Monday, March 13, 2006

Bologna meets the meat grinder

(Via Powerline) Check out Kofi Annan meeting with the United Nations Staff Union to explain a little downsizing:
The figurative booing from the international community about U.N. corruption is nothing compared to the literal booing that U.N. Secretary-General Kofi Annan heard this week. It came from the headquarters staff packed into a meeting in Conference Room 4 at Turtle Bay in New York City. As he walked in, deafening booing greeted him, and it continued periodically during the hour-long meeting with nearly 1,000 headquarters managers and staffers.
Couldn't happen to a more deserving guy.
When a printing department manager explained that Kinko’s could never replace his talented staff, Annan wondered aloud, “What is Kinko’s?” Staff throughout the packed room groaned.

Annan “reassured” the “international civil servants” that “no one will lose their jobs” in his plan for downsizing and outsourcing or moving certain responsibilities offshore. A few minutes later, he declared –– with a straight face and calm voice amid raucus laughter: “Buyouts won’t result in loss of personnel.” Besides, his plan will allow “those folks whose skills are no longer needed to leave with dignity.”

Got it? No jobs will be lost, but those who lose their jobs will be treated with dignity. The staff members were not comforted nor were they dignified as they yelled, pounded the tables, laughed at and made fun of the Secretary-General.
Kind of like me and I don't even work there. More hilarity by following the link.

Let's not go there, OK?

I have approximately zero interest in Craigslist, the Internet classified ad service, for a variety of reasons. However, its hippy dippy San Francisco founder, Craig Newmark, is always good for a few laughs. A case in point is Craig's keynote today at a conference as reported in the Valleywag:
"There was a conflict about people abusing the Casual Encounters section, and the upside was that I got to use the term 'randy' in its proper context."
"We have a lot of stats, and we can look at the numbers in, say, Casual Encounters [Craigslist's hookup section]. Casually looking at them, we can say...people everywhere have the same interests."
"People were posting scatalogoical (sic) fetishist obsessions about Hillary Clinton and -- ugh -- Theresa Heinz-Kerry.

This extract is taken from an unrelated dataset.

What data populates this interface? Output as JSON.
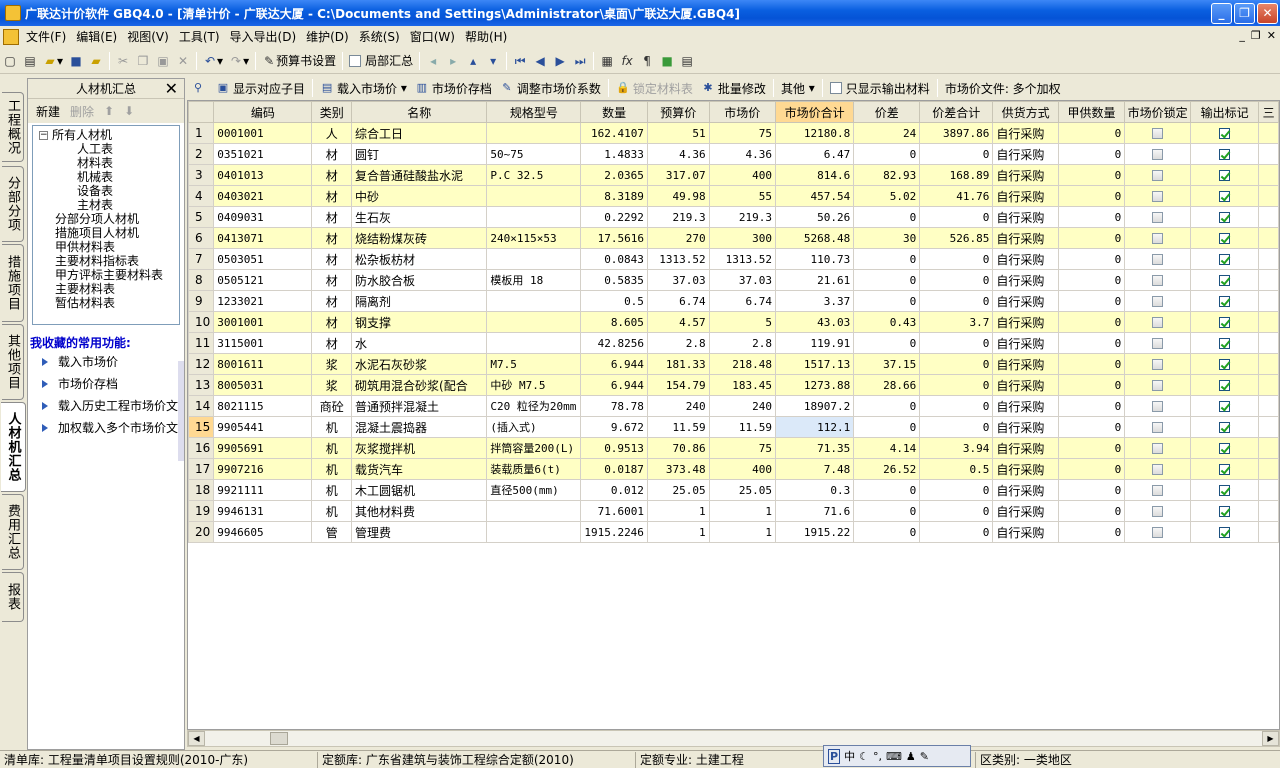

And these were disturbing fetishes, even for San Francisco."
Dang, that's scary!

Today's Hoot!

Gateway Pundit:
The enticing nakedness of peace mother Sheehan was determined to be too sumptuous for the Aljazeera male audience. The innocent, yet weak willed male readers, must be protected from such enticement lest it lead them to transgression.
I'm feeling all hot and tingly myself!

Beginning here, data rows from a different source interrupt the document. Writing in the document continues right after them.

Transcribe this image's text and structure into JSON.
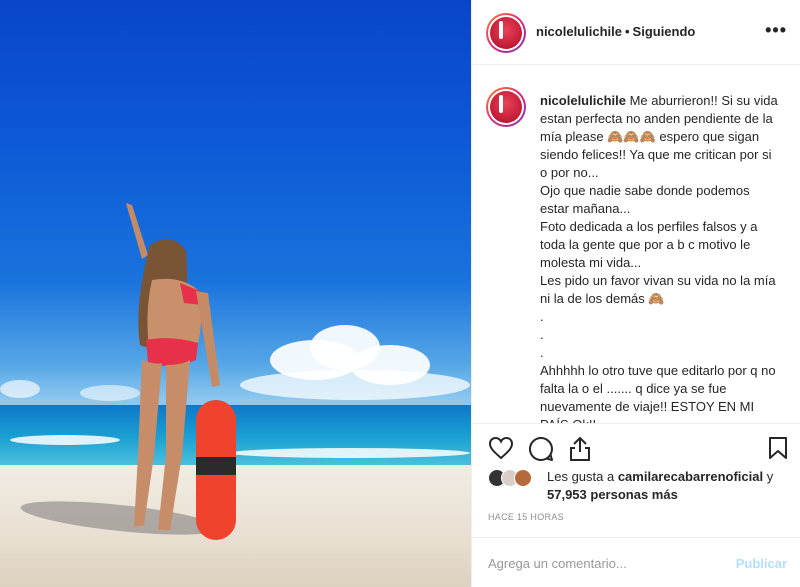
{
  "post": {
    "username": "nicolelulichile",
    "separator": "•",
    "follow_status": "Siguiendo",
    "more_label": "•••",
    "caption": "Me aburrieron!! Si su vida estan perfecta no anden pendiente de la mía please 🙈🙈🙈 espero que sigan siendo felices!! Ya que me critican por si o por no...\nOjo que nadie sabe donde podemos estar mañana...\nFoto dedicada a los perfiles falsos y a toda la gente que por a b c motivo le molesta mi vida...\nLes pido un favor vivan su vida no la mía ni la de los demás 🙈\n.\n.\n.\nAhhhhh lo otro tuve que editarlo por q no falta la o el ....... q dice ya se fue nuevamente de viaje!! ESTOY EN MI PAÍS Ok!!",
    "likes": {
      "prefix": "Les gusta a ",
      "first_liker": "camilarecabarrenoficial",
      "middle": " y ",
      "others": "57,953 personas más"
    },
    "timestamp": "HACE 15 HORAS",
    "comment_placeholder": "Agrega un comentario...",
    "post_button": "Publicar"
  },
  "icons": [
    "heart-icon",
    "comment-icon",
    "share-icon",
    "bookmark-icon",
    "more-icon"
  ],
  "colors": {
    "post_button_disabled": "#b2dffc",
    "muted_text": "#8e8e8e",
    "border": "#efefef"
  }
}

Where do they get these idiots?

From across the pond - Why black sheep are barred and Humpty can't be cracked :
TRADITIONAL nursery rhymes are being rewritten at nursery schools to avoid causing offence to children.

Instead of singing “Baa baa, black sheep” as generations of children have learnt to do, toddlers in Oxfordshire are being taught to sing “Baa baa, rainbow sheep”.

The move, which critics will seize on as an example of political correctness, was made after the nurseries decided to re-evaluate their approach to equal opportunities.
The Brothers Judd asks whether rainbow sheep might not be gay bashing, but I was thinking ole Jesse Jackson's would be whining about the Rainbow Coalition is it were done over here.
In keeping with the new approach, teachers at the nurseries have reportedly also changed the ending of Humpty Dumpty so as not to upset the children and dropped the seven dwarfs from the title of Snow White.
Why just the title?
A spokesman for Ofsted, the watchdog which inspects Sure Start centres, confirmed that centres are expected to “have regard to anti-discrimination good practice” and that staff should “actively promote equality of opportunity”.
Not to mention sponsoring "terminal cluelessness." My favorite part:
This is not the first time, however, that the nursery rhyme — written in 1744 satirising the taxes imposed on wool exports — has fallen foul of political correctness. In 2000 Birmingham City Council tried to ban the rhyme, after claiming that it was racist and portrayed negative stereotypes. The council rescinded the ban after black parents said it was ludicrous.
Ya think? All of which goes to prove that there's nothing bureaucrats love more than power in search of a problem.